"We choose Epic specifically because they seemed to want to take a chance on us and were meeting our demands. We talked to some other labels who were worried about the TV show and the effects it might have on the band and other labels who wanted to sign us because of the hype but weren't really going to push us.
"We've sold more CDs than 99% of the bands on Epic in two weeks, so the risk was that Epic was going to push us and take a chance, and not just sign us like these other labels wanted to, milk the show, and leave it at that. Where is the risk in that? We have proven we can go out there and tour, pack clubs, and sell CDs. So there is no risk in signing us. The real risk is signing an unknown band that has never toured and pushing them. And we wanted someone who was actually going to take a chance on us."
Epic's version of Welcoming Home The Astronauts includes a few slight changes to the original, self-released version, including two new tracks, completely new mixes, and some overdubs and backing vocals added.
"To the normal ear, you can't hear that much of a difference in the two," explains Corey. "Tom Lord-Alge re-mixed the songs so they'd be a bit stronger.
"The people who worked on the self-released version were great. We'd play the record for people and it sounded like a major label record.

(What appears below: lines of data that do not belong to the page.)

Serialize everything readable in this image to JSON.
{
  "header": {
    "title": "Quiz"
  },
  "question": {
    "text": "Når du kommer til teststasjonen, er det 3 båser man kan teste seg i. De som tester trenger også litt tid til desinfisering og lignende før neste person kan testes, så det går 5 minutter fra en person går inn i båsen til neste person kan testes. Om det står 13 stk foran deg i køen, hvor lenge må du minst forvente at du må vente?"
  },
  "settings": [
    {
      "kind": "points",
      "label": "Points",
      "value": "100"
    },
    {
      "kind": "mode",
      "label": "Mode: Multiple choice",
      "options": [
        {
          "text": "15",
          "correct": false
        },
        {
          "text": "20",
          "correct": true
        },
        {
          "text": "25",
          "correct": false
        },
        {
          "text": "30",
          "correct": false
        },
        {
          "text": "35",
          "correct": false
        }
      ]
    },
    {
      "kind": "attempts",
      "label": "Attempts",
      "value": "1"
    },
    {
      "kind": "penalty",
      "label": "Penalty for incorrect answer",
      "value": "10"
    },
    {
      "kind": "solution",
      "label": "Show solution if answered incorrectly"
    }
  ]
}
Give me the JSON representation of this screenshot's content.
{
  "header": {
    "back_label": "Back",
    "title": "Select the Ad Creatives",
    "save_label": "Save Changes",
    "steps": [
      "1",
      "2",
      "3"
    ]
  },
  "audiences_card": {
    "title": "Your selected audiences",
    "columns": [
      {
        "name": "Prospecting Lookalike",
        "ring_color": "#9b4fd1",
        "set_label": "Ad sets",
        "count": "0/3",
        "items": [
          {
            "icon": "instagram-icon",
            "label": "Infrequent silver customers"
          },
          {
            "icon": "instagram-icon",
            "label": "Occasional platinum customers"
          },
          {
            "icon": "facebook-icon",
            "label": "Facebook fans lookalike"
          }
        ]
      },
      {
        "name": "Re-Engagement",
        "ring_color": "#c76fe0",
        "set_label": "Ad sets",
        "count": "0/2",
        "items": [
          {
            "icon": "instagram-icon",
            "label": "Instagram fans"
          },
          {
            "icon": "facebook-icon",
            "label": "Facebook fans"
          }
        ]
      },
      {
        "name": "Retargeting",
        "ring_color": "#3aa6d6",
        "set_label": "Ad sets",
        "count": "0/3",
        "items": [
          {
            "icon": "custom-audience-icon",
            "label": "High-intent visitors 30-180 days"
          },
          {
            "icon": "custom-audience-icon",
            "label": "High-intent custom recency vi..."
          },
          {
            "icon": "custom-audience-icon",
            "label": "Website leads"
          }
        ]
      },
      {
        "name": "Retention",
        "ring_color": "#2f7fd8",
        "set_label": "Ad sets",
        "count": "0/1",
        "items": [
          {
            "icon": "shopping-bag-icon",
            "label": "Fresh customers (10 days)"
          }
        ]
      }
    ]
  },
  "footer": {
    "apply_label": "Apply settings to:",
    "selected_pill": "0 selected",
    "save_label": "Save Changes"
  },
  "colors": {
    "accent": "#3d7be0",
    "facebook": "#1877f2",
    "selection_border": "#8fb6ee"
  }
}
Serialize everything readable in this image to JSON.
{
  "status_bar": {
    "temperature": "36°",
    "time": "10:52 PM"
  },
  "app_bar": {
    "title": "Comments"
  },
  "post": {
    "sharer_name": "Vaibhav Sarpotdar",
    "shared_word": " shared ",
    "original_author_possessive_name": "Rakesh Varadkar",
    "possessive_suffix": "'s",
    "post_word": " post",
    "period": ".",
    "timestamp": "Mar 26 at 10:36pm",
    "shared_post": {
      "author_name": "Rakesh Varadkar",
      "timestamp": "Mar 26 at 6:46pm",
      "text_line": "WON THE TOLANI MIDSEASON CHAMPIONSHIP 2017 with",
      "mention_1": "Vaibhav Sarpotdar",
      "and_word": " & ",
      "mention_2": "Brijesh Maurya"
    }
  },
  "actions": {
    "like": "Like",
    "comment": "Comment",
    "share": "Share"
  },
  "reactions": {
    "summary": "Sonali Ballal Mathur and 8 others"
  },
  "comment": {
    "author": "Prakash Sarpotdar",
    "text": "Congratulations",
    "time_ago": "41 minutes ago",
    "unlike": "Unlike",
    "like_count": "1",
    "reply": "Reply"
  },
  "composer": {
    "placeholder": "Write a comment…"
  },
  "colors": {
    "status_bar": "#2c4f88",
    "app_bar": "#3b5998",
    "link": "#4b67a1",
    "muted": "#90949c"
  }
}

But, the chance to work with a great mixer like Tom Lord-Alge was a chance we couldn't pass up. We recorded two new songs that were demos we had and added a bit to a few songs, but that's about it. Not much has changed, but the Epic version is a lot more rocking. It is a better representation of what we do live, but still doesn't come close to how much we rock live."
One of the upcoming singles will be "Coke", a song that almost didn't make it onto the album.
"'Coke' almost didn't appear on the album because Coca-Cola wasn't going to let us use the song with the word "naked" in it," Corey says half-laughing. "We had to change it to 'taken' before they'd let us release it. It was a major hassle."
After the interview, Corey asks me only one favor.
"When you write this article you have to promise me you don't write, 'they were on TV, but I have to admit, they're good'. I hate it when people say, 'I have to admit they're good'. What does being on TV have to do with anything? We're the same band we were before we were on TV."
One listen to Welcoming Home The Astronauts and you'll understand what Corey is talking about. Check out their live show and you'll be even more convinced of the band's talents. A truly lively band, on and off of stage.